That’s how many individuals the Department of Defense continues to detain at the Guantánamo Bay Naval Base after the recent transfer of 15 detainees to the United Arab Emirates.  Twenty of the remaining detainees have been cleared for transfer.  [Numbers below updated.]  Eight others are awaiting the results of a Periodic Review Board hearing; PRB hearings are scheduled for another three (Aug. 18 and 23, Sept. 8); and two PRB dates are yet to be set.  Criminal charges have been brought against ten; the PRG has denied clearance of 18 more.  Here a helpful list and chart identifying the remaining detainees and their statuses, from the indefatigable Carol Rosenberg.

Because it is likely that the Administration will transfer between 20 and 33 of the remaining detainees, we can expect that the GTMO population of uncharged detainees will be between 18 and 31 come January 20, 2017.

A recent article in the New Yorker is entitled “Why Obama Has Failed to Close Guantánamo.”  It offers a detailed account of how (mostly) career officials at the Department of Defense, who oppose the President’s goal of radically reducing the number of indefinite detainees, have interposed one obstacle after another, for many years, to delay the transfer of detainees from GTMO; how previous Secretaries of Defense have (until recently) been too reluctant to take the steps necessary to permit such transfers; how the President and White House officials have been relatively unsuccessful–until recently–at prompting the Department to move more quickly; and how things are finally moving rather rapidly now, in the final months of the Obama Administration.

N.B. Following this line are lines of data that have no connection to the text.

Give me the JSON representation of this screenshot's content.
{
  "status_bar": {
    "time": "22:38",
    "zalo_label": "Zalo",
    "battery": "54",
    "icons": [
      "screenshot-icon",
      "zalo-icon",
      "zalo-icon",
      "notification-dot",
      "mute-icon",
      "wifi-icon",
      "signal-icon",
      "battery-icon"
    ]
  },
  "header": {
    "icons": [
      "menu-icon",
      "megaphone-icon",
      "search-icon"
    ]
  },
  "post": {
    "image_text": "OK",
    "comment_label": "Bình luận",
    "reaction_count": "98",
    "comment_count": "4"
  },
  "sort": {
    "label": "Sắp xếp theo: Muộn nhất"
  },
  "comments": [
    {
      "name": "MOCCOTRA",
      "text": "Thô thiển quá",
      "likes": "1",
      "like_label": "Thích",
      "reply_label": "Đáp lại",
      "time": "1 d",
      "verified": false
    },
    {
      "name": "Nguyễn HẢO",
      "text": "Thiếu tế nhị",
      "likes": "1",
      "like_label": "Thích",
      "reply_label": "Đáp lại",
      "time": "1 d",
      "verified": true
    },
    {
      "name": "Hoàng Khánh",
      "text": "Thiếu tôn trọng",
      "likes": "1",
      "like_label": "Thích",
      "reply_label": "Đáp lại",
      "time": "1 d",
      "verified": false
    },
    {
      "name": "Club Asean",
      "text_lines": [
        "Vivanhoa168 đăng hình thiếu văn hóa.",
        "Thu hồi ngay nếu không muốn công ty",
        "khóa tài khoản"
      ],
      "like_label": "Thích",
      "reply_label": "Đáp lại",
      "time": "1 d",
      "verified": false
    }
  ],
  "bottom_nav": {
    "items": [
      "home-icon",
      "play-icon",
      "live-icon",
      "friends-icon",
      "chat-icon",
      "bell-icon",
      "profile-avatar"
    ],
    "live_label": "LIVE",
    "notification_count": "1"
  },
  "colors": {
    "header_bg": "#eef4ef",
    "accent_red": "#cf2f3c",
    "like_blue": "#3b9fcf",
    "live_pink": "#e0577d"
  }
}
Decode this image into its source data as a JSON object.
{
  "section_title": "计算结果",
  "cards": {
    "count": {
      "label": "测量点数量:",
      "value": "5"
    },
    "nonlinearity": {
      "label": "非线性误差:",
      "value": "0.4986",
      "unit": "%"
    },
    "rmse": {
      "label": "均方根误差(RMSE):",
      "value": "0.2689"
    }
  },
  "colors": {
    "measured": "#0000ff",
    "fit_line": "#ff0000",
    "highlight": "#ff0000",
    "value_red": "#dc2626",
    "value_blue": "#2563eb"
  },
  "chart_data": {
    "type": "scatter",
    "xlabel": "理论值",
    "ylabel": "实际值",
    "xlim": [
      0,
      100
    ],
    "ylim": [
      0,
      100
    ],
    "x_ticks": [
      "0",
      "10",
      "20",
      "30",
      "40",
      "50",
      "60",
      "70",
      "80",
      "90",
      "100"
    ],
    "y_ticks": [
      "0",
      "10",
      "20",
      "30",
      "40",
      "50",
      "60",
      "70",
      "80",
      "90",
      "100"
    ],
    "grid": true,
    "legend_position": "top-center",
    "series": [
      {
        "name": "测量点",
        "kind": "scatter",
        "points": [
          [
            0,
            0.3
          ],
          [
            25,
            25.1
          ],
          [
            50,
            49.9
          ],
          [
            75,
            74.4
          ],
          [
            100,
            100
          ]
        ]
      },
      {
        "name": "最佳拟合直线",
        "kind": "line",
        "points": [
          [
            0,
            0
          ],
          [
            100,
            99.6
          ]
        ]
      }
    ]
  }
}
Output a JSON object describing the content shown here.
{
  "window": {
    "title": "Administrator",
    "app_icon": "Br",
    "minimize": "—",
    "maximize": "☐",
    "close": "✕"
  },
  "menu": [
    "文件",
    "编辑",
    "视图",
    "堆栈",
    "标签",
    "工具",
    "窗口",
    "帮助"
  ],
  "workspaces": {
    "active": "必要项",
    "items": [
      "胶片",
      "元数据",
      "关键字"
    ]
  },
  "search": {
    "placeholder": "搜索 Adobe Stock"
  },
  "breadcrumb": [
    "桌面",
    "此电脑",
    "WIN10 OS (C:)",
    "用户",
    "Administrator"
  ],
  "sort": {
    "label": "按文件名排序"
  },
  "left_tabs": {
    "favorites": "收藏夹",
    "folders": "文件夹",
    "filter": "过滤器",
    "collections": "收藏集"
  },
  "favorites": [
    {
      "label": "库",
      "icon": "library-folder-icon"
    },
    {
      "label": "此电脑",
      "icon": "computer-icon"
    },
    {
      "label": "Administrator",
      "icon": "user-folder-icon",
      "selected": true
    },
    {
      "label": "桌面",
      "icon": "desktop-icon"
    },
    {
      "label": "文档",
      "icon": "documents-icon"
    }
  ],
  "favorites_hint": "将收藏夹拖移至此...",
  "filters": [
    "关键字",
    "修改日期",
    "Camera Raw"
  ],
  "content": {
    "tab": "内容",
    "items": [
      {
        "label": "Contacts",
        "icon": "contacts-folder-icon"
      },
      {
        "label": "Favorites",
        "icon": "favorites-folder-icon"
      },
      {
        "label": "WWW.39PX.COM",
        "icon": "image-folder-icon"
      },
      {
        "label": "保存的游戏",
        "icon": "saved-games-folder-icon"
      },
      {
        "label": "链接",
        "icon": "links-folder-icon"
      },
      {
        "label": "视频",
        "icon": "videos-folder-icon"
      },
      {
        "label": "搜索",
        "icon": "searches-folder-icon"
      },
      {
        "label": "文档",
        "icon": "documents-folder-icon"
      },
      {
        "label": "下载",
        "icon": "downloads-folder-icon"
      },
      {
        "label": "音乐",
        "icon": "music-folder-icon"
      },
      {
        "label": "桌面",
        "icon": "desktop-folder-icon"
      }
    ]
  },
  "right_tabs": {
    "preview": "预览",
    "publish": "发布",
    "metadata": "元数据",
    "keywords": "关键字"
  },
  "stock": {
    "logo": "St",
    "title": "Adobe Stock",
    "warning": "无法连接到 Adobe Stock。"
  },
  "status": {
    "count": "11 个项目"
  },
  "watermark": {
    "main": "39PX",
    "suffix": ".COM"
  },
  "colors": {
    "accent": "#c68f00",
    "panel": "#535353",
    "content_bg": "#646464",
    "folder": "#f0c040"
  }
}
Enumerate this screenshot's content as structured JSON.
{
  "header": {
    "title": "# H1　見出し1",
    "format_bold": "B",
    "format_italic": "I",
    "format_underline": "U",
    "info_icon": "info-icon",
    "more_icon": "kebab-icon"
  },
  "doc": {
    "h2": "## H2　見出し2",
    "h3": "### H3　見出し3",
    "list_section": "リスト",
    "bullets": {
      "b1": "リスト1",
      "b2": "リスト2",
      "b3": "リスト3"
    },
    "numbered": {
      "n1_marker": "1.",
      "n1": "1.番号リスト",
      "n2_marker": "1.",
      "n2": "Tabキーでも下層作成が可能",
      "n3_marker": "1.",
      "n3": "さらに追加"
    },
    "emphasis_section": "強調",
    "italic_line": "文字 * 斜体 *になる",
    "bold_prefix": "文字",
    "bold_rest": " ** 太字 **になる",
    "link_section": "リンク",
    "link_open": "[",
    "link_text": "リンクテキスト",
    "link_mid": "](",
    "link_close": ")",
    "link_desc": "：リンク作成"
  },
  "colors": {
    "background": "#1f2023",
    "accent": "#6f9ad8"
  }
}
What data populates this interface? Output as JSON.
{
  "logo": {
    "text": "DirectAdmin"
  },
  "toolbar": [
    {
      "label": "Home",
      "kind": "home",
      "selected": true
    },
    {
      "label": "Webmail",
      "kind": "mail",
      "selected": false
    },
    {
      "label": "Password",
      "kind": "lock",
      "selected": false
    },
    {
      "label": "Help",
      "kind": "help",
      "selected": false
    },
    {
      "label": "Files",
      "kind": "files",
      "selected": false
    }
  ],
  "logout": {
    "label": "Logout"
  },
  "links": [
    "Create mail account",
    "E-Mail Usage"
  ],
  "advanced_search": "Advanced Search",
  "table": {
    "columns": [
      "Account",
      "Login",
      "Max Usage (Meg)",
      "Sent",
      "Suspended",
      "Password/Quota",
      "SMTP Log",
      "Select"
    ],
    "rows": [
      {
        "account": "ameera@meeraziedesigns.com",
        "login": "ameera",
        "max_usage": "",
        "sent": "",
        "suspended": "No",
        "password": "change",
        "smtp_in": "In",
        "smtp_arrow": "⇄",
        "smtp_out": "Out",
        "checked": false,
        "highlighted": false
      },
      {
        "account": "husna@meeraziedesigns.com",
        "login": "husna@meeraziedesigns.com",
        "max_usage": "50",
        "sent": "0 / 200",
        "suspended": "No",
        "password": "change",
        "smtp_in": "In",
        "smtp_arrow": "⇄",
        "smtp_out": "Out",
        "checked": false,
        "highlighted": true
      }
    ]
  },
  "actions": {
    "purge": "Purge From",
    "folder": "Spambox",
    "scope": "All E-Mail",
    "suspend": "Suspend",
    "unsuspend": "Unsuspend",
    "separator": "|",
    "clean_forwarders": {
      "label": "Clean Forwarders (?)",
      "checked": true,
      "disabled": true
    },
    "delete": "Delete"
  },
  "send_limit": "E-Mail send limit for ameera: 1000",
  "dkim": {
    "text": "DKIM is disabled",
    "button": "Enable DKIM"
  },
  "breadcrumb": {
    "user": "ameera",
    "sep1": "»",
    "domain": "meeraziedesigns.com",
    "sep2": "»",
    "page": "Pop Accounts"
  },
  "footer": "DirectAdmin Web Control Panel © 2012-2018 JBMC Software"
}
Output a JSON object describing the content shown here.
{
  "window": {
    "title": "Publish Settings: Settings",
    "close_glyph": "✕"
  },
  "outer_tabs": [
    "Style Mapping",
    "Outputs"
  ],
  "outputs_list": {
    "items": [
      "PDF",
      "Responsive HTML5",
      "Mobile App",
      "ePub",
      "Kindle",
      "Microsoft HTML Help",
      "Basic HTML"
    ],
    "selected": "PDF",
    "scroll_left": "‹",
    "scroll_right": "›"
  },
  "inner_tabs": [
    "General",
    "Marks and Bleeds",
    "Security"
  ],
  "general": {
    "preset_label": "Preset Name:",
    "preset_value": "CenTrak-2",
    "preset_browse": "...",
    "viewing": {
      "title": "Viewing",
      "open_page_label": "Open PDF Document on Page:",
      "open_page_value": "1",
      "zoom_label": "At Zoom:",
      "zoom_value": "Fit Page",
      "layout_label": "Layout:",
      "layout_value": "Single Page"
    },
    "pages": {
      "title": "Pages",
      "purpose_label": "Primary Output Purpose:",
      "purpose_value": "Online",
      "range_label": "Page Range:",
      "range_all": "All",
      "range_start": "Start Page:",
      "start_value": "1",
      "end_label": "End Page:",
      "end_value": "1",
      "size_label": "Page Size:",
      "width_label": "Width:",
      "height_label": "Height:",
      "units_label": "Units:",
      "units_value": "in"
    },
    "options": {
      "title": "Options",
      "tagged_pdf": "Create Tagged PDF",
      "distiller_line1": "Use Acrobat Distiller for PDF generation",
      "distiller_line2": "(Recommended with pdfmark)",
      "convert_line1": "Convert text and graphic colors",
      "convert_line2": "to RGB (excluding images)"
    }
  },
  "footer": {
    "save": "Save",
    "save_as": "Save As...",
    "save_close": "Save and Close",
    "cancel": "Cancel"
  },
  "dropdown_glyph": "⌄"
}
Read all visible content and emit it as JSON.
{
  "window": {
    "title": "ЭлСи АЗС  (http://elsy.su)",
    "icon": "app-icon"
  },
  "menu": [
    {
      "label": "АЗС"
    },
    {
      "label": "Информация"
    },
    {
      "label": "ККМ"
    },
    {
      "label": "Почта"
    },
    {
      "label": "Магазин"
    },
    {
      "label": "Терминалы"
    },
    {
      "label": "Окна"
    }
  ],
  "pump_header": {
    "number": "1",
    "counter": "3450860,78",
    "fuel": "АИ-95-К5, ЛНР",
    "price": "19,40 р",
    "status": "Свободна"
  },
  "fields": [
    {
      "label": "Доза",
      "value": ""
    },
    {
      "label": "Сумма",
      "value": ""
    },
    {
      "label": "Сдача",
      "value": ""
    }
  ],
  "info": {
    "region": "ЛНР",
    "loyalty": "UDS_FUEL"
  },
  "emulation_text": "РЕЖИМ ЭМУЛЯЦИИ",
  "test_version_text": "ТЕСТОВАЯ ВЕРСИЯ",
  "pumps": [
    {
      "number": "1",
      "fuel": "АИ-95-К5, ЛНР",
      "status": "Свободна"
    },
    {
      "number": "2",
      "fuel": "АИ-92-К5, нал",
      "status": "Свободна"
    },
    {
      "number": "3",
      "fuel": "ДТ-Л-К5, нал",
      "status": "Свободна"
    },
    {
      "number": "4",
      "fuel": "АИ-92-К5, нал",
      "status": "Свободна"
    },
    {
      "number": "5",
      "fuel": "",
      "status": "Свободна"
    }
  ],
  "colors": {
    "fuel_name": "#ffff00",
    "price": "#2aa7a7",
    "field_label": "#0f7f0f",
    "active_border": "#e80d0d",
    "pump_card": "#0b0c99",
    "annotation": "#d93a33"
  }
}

Even assuming, however, that the account, by Connie Bruck, is accurate (from all I’ve heard, her account is largely correct, even if a few of the details aren’t), what the New Yorker article fails to do is to explain, as its title promises, how the President might have successfully closed Guantanamo before the end of his tenure.

There’s every reason to think that the GTMO population would be precisely the same next January 20, 2017–as explained above, that’ll likely be between 18 and 31 uncharged detainees–even if DOD had not been intransigent, and even if the other Executive branch obstacles Bruck describes had not been present over the past few years.  The effect of those things, in other words, was to delay the reduction in the GTMO numbers, but not to change the eventual total.  That’s no small thing, of course — there has been a very real, and deeply unfortunate, human cost to the delay, and I don’t mean to minimize those costs.  But the DOD obstructionism ultimately did not have a material effect on the composition of the GTMO population at the end of the Obama Administration, or on the fact that the detention facility remains open.

The reason the President can’t close GTMO, as I described earlier in a three-part post (here are Part OnePart Two, and Part Three), is instead nothing more than simple, and unjustifiable, congressional intransigence.

Perhaps after the election, if the population of uncharged detainees is three dozen or fewer–at an annual cost of millions of taxpayer dollars per detainee–Congress will finally find the will and good sense to lift the restrictions on transferring those final few detainees to the United States.  (Such a transfer might even facilitate further prosecution of some of the detainees in Article III courts.  And it would allow for greater access to, and transparency of, the ongoing commissions trials in the United States.)

Only then could GTMO be closed.